Records supplied section start

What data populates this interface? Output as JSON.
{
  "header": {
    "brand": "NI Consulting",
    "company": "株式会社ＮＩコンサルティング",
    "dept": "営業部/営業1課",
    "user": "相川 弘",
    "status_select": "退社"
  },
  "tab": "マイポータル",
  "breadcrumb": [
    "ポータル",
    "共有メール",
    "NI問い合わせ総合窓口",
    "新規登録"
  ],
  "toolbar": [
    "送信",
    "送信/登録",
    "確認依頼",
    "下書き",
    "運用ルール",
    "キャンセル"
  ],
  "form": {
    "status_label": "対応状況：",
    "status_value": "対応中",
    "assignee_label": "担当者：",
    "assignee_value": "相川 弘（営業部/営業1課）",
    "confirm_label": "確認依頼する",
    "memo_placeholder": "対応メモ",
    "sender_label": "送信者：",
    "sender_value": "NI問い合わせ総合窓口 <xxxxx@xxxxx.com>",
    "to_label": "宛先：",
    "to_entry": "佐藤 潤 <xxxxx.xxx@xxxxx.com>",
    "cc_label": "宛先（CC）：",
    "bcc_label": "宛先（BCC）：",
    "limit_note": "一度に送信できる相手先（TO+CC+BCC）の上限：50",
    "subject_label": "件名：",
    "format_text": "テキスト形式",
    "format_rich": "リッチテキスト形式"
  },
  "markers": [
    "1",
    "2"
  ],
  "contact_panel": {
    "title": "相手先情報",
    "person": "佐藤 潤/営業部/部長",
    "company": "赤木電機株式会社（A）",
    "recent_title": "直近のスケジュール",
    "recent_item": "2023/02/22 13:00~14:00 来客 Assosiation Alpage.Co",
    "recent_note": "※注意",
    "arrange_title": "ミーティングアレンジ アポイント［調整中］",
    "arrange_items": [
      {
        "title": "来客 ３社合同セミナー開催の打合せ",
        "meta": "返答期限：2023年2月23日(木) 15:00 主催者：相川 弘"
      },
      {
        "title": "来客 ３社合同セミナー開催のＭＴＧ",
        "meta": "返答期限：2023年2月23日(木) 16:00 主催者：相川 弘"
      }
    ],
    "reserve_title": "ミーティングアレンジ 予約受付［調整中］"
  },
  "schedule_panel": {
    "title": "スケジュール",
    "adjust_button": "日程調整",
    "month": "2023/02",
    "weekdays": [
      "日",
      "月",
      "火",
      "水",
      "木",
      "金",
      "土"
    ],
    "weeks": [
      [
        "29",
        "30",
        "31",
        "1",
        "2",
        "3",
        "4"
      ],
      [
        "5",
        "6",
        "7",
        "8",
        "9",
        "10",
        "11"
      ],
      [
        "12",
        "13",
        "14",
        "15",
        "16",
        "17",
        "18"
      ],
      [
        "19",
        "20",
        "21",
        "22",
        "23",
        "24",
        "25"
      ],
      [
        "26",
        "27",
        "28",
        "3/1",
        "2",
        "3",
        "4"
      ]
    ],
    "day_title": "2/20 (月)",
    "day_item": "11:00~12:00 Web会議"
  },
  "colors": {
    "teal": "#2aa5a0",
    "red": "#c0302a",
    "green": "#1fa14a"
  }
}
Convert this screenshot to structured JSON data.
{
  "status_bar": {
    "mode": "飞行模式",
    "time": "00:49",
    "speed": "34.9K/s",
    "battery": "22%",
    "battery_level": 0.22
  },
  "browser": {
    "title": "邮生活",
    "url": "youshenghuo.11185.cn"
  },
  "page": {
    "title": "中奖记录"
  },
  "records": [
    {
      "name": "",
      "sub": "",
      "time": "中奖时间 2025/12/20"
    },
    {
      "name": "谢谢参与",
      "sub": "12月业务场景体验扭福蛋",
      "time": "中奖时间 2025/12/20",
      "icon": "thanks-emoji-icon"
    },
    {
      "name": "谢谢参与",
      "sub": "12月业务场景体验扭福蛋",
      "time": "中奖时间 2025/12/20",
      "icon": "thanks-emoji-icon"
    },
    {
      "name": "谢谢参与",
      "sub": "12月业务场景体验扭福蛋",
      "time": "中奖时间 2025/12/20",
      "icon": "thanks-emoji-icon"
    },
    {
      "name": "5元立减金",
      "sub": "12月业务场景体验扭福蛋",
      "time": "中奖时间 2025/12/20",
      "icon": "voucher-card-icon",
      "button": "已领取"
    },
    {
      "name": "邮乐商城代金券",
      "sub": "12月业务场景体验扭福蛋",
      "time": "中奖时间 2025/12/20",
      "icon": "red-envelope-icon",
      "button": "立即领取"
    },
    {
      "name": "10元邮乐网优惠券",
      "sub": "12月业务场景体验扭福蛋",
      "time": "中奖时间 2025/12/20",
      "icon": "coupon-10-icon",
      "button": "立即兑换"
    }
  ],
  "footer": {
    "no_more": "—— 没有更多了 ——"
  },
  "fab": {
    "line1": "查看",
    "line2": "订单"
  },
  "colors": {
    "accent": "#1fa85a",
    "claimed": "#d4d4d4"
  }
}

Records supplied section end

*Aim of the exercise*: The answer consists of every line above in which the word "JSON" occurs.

*Response to this exercise*:
What data populates this interface? Output as JSON.
Convert this screenshot to structured JSON data.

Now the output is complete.